Filing Bankruptcy

What to do when you're in over your head

Every year, thousands of businesses and hundreds of thousands of individuals file for bankruptcy in the U.S. Whether due to bad luck, unpredictable markets or poor planning, filing bankruptcy is often an appropriate means of reorganizing your finances.

Here are a few things you should know before you file for bankruptcy:

Alternatives to bankruptcy

People and businesses fall into debt when their income is not enough to meet their expenses over a given period of time. Before filing for bankruptcy, try as hard as you can to reduce monthly spending to allow as much extra money as possible to be allocated toward paying off your debts.

You can also try to negotiate with your creditors. Most creditors will be willing to negotiate a settlement to get a portion of their money back, rather than risk losing everything in a bankruptcy. Negotiation can also buy you some extra time to repair your financial situation.

What happens?

What happens when you file for bankruptcy depends on the type of bankruptcy you file. Here is a look at Chapter 7 and Chapter 13, the two most common forms of bankruptcy:

  • Chapter 7: The debtor will surrender their non-exempt property, which will then be liquidated and distributed to their creditors. In exchange for this surrender of property, the debtor will be discharged of debt. (Examples of exempt property include clothes, older cars and household goods).
  • Chapter 13: The debtor keeps ownership over all of their assets, but must commit a portion of their future income to paying back their creditors, usually over a three to five year period.

In addition to repaying money owed to creditors, filing bankruptcy wreaks havoc on your credit rating, making to more difficult for you to secure credit in the future.

How to file

Once you have decided to file for bankruptcy, you can either do it yourself or enlist professional help. Filing bankruptcy is a legal process (and thus a complicated process), so it might be a good idea to hire a bankruptcy lawyer. A lawyer will help guide you through the process of submitting your forms and communicating with the bankruptcy trustee and your creditors.

Life after bankruptcy
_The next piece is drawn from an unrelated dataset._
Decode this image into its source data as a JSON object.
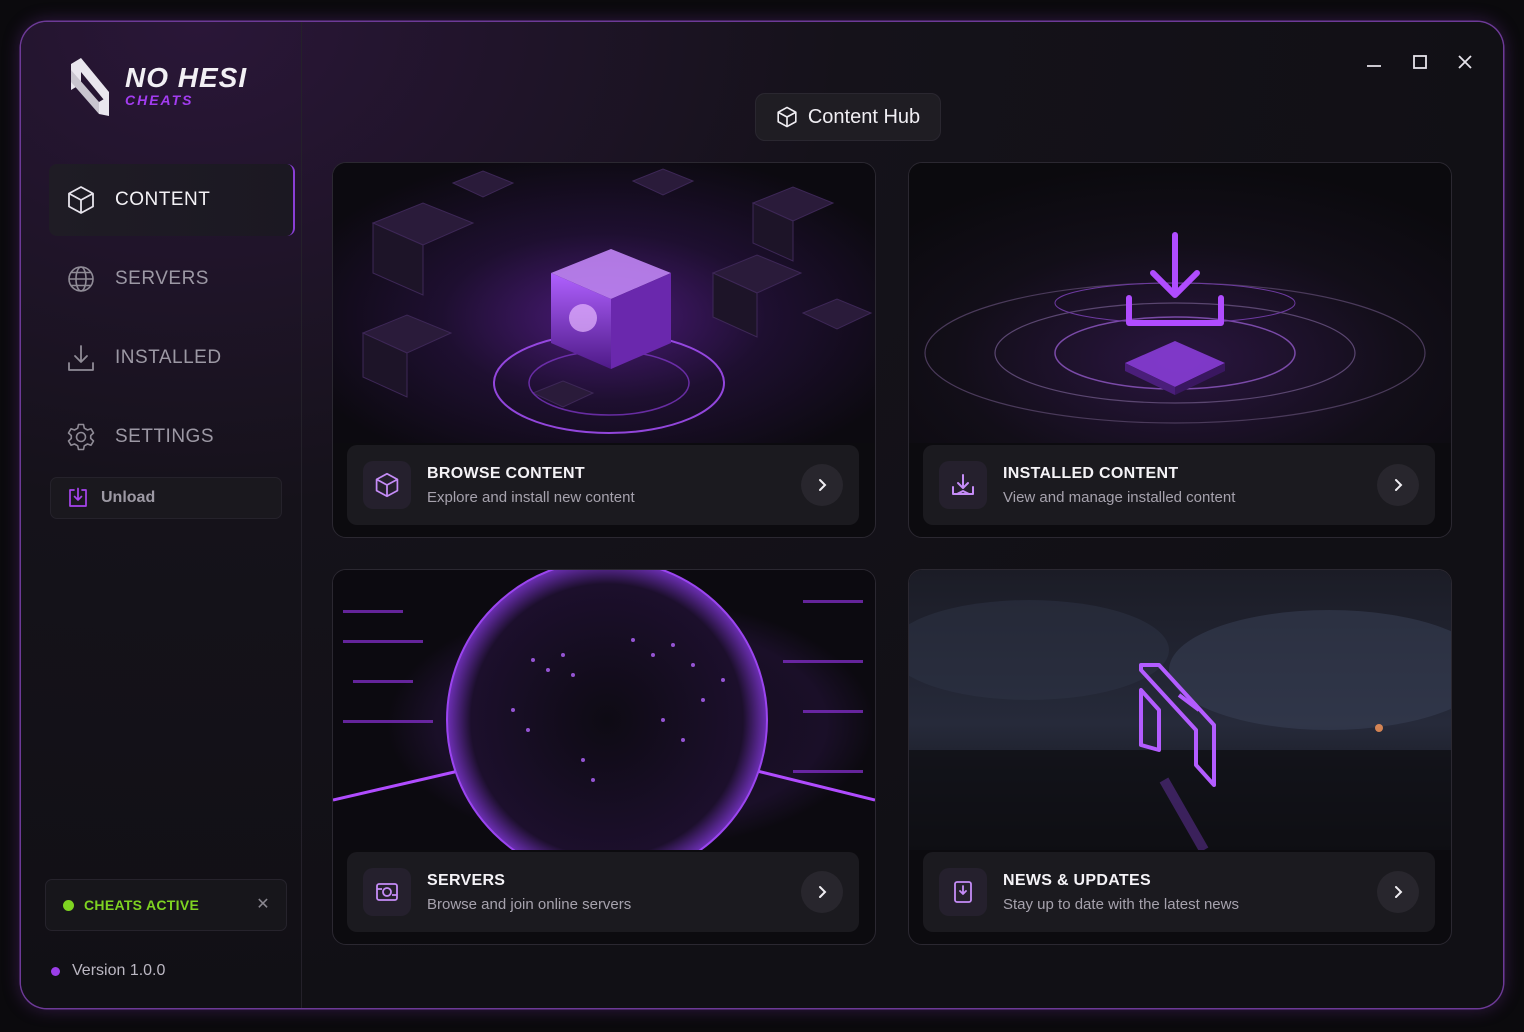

Filing for bankruptcy isn't the end of the world. In time your credit rating will rise back up, your finances will once again be under control and you will emerge a wiser, more experienced person.